Here is the publication reference. Lipinski, S.A., Lipinski, H.M., Gravity Theory Based on Mass-Energy Equivalence, Acta Phys. Pol. B 39, 2823 (2008). I assumed that since wikipedia has a page on the physics journal and prestigious establishments associated (, a paper from this science journal is valid source to include as a reference in an article about gravity. GravityForce (talk) 10:11, 17 April 2015 (UTC)
What you need, is a few wp:secondary sources to establish the notability. - DVdm (talk) 11:08, 17 April 2015 (UTC)
To GravityForce: The main change you made was to add a subsection called "Relativistic Scalar Theories". After reading it, I fail to see how it can be considered relativistic, even as much as the other scalar theories already described in the article Alternatives to general relativity.

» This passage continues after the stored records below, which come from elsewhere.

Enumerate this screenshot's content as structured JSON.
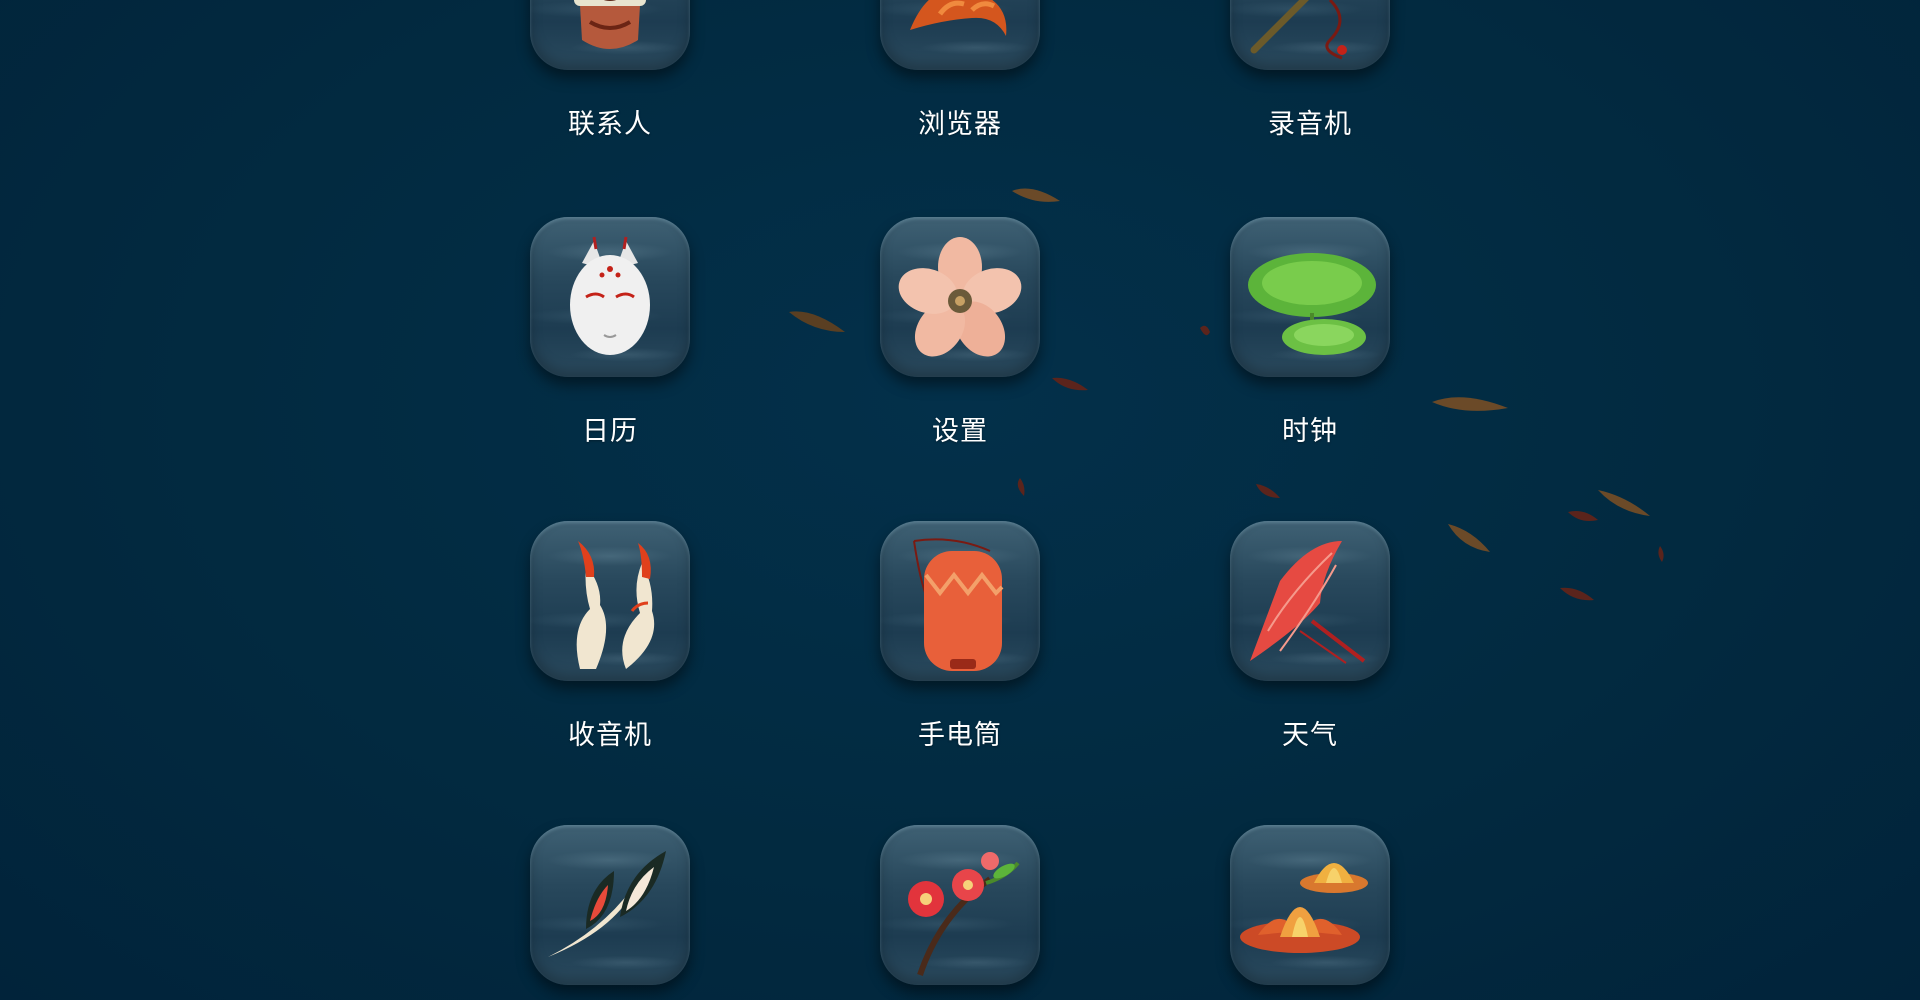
{
  "theme": {
    "background": "#02283e",
    "tile": "#28485c",
    "label_color": "#ffffff"
  },
  "apps": [
    {
      "label": "联系人",
      "icon": "demon-mask-icon"
    },
    {
      "label": "浏览器",
      "icon": "koi-fish-icon"
    },
    {
      "label": "录音机",
      "icon": "flute-icon"
    },
    {
      "label": "日历",
      "icon": "fox-mask-icon"
    },
    {
      "label": "设置",
      "icon": "flower-icon"
    },
    {
      "label": "时钟",
      "icon": "lotus-leaf-icon"
    },
    {
      "label": "收音机",
      "icon": "flame-icon"
    },
    {
      "label": "手电筒",
      "icon": "lantern-icon"
    },
    {
      "label": "天气",
      "icon": "umbrella-icon"
    },
    {
      "label": "",
      "icon": "feather-icon"
    },
    {
      "label": "",
      "icon": "plum-blossom-icon"
    },
    {
      "label": "",
      "icon": "lotus-flower-icon"
    }
  ]
}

JRSpriggs (talk) 13:39, 19 April 2015 (UTC)

BFKL question[edit]

Hi. In AfC, there's an article on the BFKL equation, which I think may be notable, but am unsure. The article needs to be re-written, as it is unclear whether it is about the authors or the equation, and make it more about the equation. The author has asked a question on my talk page. I could sure use some help on this. Thanks. Onel5969 (talk) 14:23, 23 April 2015 (UTC)